Patrice Lumumba. This name will undoubtedly not sound familiar to the Dutch. All the more for Belgians. Belgium had to give up Congo in 1960 and free elections were held. The first prime minister was Patrice Lumumba, a left-wing Congolese nationalist. Lumumba was later executed by soldiers of the renegade Katanga province following a coup d’état by General Mobutu. Belgian officers were present. He appeared to be the victim of an (inter) national power game between the United Nations, the United States, Russia, various Congolese political factions and the Belgian government.
Giefer’s documentary is a collection of interviews with a few people who were close to the events of the time surrounding the rise and fall of Lumumba. Belgian diplomats and soldiers are interviewed, but also a CIA agent and a military advisor for the UN. The events are told in chronological order based on their testimonies. Striking in contrast to the contributions of these political figures are interviews with Lumumba’s son and daughter. They symbolize the injustice and the cry for justice that speaks clearly from this documentary. Why and by whom was Lumumba murdered? And why have none of the perpetrators ever been brought to justice?
The strong side of this documentary is the chilling carelessness with which the Belgian secret service employees and Belgian diplomats involved tell about the events surrounding Lumumba’s death. They still speak of Lumumba’s death as a necessary elimination of a tormentor for Belgian interests. One of the men, who was responsible for getting rid of Lumumba’s corpses and two others, even has “war trophies” that he displays with misguided pride. You may wonder if these individuals have never repented of their actions. The reactions of the men speak for themselves in that regard.

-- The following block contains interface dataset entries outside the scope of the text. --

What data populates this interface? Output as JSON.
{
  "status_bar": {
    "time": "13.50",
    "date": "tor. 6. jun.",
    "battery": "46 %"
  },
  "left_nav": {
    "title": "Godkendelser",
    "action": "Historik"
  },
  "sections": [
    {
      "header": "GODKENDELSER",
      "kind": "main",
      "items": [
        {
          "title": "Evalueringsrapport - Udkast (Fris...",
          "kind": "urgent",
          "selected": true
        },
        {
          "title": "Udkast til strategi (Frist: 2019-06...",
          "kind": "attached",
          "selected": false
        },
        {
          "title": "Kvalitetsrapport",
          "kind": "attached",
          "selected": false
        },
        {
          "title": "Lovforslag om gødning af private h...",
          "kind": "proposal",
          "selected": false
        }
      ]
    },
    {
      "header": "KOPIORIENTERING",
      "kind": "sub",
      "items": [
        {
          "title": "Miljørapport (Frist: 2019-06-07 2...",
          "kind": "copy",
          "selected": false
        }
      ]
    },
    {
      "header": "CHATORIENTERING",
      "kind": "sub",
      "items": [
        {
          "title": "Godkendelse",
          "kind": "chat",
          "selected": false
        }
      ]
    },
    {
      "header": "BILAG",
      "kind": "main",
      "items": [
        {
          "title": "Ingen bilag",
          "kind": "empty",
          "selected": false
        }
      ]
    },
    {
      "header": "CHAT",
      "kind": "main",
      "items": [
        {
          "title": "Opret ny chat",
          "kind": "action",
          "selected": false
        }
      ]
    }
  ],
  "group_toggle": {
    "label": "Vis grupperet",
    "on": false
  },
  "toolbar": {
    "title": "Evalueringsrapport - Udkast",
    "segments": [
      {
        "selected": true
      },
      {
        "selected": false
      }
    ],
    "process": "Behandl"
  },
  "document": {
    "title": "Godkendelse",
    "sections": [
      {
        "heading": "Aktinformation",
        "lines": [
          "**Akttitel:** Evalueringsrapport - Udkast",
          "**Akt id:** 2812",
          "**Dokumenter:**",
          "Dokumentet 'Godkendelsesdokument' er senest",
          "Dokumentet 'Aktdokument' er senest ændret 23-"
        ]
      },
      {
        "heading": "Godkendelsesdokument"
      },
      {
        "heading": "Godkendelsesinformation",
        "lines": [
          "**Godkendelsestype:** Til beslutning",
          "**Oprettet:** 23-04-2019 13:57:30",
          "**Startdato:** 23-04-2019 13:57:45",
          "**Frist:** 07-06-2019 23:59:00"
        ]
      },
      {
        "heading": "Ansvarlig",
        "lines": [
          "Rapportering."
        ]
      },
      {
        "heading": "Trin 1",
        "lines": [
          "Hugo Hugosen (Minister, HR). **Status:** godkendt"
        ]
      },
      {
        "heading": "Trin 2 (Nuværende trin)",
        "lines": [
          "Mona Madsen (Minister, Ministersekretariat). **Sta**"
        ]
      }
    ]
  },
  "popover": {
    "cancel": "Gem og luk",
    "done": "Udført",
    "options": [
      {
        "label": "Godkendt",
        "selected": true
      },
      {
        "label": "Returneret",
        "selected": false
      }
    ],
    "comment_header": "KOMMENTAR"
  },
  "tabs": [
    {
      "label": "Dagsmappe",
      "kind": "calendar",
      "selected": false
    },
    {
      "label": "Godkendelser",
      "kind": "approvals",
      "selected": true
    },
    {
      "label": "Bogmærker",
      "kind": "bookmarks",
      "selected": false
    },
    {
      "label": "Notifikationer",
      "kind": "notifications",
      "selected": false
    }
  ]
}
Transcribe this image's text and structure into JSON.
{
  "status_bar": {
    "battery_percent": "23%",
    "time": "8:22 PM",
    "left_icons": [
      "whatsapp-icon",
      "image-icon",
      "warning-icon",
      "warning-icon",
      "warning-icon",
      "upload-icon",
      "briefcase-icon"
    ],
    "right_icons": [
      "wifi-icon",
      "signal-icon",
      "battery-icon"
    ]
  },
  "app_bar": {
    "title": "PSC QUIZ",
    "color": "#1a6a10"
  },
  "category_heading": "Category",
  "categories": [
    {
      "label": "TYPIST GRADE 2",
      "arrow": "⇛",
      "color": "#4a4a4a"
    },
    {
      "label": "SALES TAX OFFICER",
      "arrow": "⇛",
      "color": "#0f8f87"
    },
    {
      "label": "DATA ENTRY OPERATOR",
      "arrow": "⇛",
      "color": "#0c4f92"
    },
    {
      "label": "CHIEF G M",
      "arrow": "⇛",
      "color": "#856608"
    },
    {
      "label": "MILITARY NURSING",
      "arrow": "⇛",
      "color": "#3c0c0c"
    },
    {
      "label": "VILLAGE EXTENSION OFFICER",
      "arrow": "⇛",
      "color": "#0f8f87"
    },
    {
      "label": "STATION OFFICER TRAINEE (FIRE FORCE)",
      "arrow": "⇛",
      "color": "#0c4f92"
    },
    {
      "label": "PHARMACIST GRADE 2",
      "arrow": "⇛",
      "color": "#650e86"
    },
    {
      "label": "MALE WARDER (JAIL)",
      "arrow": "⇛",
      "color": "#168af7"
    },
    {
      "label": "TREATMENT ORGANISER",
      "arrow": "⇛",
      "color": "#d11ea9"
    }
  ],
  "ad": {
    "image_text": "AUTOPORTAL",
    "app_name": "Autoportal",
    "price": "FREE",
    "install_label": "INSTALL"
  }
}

Although the documentary does not elaborate on the statements of those involved and does not present deeper historical research about colonial and political relations, it can be considered by many as an eye opener and a start for further questioning of the precise circumstances surrounding Lumumba’s death and the role of the international community. At the very least, the average Belgian will be able to look at recent Belgian history with a different eye.